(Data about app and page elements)
========================
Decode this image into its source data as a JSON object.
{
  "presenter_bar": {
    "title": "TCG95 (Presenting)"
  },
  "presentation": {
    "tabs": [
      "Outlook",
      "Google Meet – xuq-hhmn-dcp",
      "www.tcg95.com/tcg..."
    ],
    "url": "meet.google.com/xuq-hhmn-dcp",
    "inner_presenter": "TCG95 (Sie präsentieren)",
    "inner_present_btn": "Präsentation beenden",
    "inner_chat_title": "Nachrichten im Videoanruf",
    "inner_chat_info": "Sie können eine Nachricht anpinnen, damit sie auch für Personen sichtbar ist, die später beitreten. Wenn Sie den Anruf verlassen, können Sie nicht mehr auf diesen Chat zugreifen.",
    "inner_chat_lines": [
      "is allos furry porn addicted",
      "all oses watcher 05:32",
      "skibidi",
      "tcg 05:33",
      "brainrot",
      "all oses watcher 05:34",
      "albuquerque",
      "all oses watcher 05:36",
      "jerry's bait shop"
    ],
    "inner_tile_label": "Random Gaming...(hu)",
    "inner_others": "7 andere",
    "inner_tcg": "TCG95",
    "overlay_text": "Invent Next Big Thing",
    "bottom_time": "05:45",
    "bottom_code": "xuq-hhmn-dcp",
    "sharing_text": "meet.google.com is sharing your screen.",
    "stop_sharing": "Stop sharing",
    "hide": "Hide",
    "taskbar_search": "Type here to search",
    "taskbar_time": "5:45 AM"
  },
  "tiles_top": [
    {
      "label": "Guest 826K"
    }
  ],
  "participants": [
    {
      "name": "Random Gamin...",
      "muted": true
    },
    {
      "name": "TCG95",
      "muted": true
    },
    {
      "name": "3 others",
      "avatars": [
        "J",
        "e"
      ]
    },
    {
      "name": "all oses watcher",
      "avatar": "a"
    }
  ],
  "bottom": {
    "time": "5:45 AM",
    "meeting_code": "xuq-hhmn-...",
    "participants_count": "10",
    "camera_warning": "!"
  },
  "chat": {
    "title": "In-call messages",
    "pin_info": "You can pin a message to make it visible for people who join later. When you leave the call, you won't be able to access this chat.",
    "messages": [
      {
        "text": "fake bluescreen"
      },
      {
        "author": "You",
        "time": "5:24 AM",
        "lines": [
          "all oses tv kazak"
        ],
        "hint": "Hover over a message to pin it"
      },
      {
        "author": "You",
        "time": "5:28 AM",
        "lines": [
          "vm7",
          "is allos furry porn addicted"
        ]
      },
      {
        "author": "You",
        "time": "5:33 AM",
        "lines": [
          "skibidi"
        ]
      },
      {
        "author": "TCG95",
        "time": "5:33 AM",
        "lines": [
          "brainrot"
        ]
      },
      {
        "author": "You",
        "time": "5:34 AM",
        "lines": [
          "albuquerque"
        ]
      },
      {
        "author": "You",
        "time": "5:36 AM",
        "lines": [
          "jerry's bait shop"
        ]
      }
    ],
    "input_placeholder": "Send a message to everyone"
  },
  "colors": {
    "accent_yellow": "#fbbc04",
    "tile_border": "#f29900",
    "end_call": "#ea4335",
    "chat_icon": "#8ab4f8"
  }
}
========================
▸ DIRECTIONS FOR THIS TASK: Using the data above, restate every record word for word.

▸ EXERCISE OUTPUT:
Decode this image into its source data as a JSON object.
{
  "presenter_bar": {
    "title": "TCG95 (Presenting)"
  },
  "presentation": {
    "tabs": [
      "Outlook",
      "Google Meet – xuq-hhmn-dcp",
      "www.tcg95.com/tcg..."
    ],
    "url": "meet.google.com/xuq-hhmn-dcp",
    "inner_presenter": "TCG95 (Sie präsentieren)",
    "inner_present_btn": "Präsentation beenden",
    "inner_chat_title": "Nachrichten im Videoanruf",
    "inner_chat_info": "Sie können eine Nachricht anpinnen, damit sie auch für Personen sichtbar ist, die später beitreten. Wenn Sie den Anruf verlassen, können Sie nicht mehr auf diesen Chat zugreifen.",
    "inner_chat_lines": [
      "is allos furry porn addicted",
      "all oses watcher 05:32",
      "skibidi",
      "tcg 05:33",
      "brainrot",
      "all oses watcher 05:34",
      "albuquerque",
      "all oses watcher 05:36",
      "jerry's bait shop"
    ],
    "inner_tile_label": "Random Gaming...(hu)",
    "inner_others": "7 andere",
    "inner_tcg": "TCG95",
    "overlay_text": "Invent Next Big Thing",
    "bottom_time": "05:45",
    "bottom_code": "xuq-hhmn-dcp",
    "sharing_text": "meet.google.com is sharing your screen.",
    "stop_sharing": "Stop sharing",
    "hide": "Hide",
    "taskbar_search": "Type here to search",
    "taskbar_time": "5:45 AM"
  },
  "tiles_top": [
    {
      "label": "Guest 826K"
    }
  ],
  "participants": [
    {
      "name": "Random Gamin...",
      "muted": true
    },
    {
      "name": "TCG95",
      "muted": true
    },
    {
      "name": "3 others",
      "avatars": [
        "J",
        "e"
      ]
    },
    {
      "name": "all oses watcher",
      "avatar": "a"
    }
  ],
  "bottom": {
    "time": "5:45 AM",
    "meeting_code": "xuq-hhmn-...",
    "participants_count": "10",
    "camera_warning": "!"
  },
  "chat": {
    "title": "In-call messages",
    "pin_info": "You can pin a message to make it visible for people who join later. When you leave the call, you won't be able to access this chat.",
    "messages": [
      {
        "text": "fake bluescreen"
      },
      {
        "author": "You",
        "time": "5:24 AM",
        "lines": [
          "all oses tv kazak"
        ],
        "hint": "Hover over a message to pin it"
      },
      {
        "author": "You",
        "time": "5:28 AM",
        "lines": [
          "vm7",
          "is allos furry porn addicted"
        ]
      },
      {
        "author": "You",
        "time": "5:33 AM",
        "lines": [
          "skibidi"
        ]
      },
      {
        "author": "TCG95",
        "time": "5:33 AM",
        "lines": [
          "brainrot"
        ]
      },
      {
        "author": "You",
        "time": "5:34 AM",
        "lines": [
          "albuquerque"
        ]
      },
      {
        "author": "You",
        "time": "5:36 AM",
        "lines": [
          "jerry's bait shop"
        ]
      }
    ],
    "input_placeholder": "Send a message to everyone"
  },
  "colors": {
    "accent_yellow": "#fbbc04",
    "tile_border": "#f29900",
    "end_call": "#ea4335",
    "chat_icon": "#8ab4f8"
  }
}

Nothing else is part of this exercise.